═════ DATA ═════

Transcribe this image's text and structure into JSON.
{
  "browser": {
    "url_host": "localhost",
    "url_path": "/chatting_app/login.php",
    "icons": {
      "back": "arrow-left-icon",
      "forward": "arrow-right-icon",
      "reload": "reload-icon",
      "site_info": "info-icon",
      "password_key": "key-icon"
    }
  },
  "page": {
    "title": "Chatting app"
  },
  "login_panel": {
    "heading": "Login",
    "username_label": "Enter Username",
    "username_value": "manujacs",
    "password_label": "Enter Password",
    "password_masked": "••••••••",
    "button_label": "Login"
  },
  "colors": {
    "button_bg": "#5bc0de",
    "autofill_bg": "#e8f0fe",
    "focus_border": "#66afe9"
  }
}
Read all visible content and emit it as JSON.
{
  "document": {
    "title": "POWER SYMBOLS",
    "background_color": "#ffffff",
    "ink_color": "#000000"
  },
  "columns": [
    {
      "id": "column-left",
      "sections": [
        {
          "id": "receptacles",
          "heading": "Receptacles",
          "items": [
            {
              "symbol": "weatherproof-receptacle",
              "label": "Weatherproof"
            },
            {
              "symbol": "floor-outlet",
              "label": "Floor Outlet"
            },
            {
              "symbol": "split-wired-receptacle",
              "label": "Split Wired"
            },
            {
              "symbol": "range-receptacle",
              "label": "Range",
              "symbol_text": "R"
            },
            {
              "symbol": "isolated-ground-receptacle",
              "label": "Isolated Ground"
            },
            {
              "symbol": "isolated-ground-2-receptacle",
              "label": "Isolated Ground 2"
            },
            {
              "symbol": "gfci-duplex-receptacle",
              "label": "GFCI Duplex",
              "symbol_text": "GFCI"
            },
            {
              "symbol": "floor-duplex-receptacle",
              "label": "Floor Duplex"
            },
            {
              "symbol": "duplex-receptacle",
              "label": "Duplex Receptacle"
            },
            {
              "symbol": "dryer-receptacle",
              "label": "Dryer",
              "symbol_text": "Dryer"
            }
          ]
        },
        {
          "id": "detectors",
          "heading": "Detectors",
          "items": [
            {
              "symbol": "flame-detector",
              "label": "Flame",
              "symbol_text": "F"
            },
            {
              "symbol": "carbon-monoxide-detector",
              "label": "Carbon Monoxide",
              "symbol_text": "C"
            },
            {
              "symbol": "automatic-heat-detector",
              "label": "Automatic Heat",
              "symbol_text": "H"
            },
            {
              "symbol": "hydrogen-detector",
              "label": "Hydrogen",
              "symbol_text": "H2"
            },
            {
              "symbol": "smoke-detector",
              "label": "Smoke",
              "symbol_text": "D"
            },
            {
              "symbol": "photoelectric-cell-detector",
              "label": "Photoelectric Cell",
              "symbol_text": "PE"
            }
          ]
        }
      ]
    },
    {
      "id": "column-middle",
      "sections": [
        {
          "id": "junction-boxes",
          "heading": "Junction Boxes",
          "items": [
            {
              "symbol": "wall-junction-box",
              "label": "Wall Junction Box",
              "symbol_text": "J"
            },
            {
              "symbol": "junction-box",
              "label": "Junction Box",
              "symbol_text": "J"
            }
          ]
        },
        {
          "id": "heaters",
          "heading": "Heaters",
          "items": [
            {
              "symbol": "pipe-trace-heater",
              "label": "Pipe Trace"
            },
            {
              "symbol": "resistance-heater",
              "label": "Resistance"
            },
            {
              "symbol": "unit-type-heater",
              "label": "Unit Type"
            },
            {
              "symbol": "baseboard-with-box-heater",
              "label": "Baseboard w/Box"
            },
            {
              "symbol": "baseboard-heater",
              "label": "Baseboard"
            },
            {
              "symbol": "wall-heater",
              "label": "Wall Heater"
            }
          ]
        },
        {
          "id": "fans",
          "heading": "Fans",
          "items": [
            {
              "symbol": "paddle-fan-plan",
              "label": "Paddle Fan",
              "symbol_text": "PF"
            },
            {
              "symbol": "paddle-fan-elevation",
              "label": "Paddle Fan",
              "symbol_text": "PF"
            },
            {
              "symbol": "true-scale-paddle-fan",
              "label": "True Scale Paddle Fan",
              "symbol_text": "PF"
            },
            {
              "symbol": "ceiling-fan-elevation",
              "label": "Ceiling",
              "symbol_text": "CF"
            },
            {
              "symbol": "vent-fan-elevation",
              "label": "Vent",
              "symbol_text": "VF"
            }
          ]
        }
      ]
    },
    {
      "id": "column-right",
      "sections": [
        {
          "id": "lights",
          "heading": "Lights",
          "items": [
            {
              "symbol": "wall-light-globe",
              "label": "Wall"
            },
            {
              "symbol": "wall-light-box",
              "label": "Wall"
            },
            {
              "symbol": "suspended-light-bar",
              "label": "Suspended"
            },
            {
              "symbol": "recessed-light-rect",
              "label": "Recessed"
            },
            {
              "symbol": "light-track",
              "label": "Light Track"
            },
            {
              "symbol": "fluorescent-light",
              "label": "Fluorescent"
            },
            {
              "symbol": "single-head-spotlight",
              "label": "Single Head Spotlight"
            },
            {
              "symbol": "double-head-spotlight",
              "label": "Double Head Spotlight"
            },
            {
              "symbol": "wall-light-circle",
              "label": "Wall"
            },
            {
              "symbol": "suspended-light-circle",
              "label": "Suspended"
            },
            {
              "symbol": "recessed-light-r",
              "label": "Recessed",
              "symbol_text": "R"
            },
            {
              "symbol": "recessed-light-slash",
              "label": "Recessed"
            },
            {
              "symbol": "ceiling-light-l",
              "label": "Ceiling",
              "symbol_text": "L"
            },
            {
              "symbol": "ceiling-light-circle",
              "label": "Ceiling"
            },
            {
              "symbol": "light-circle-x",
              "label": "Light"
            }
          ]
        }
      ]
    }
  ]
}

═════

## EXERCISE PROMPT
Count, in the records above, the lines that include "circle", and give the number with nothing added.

## REPLY
4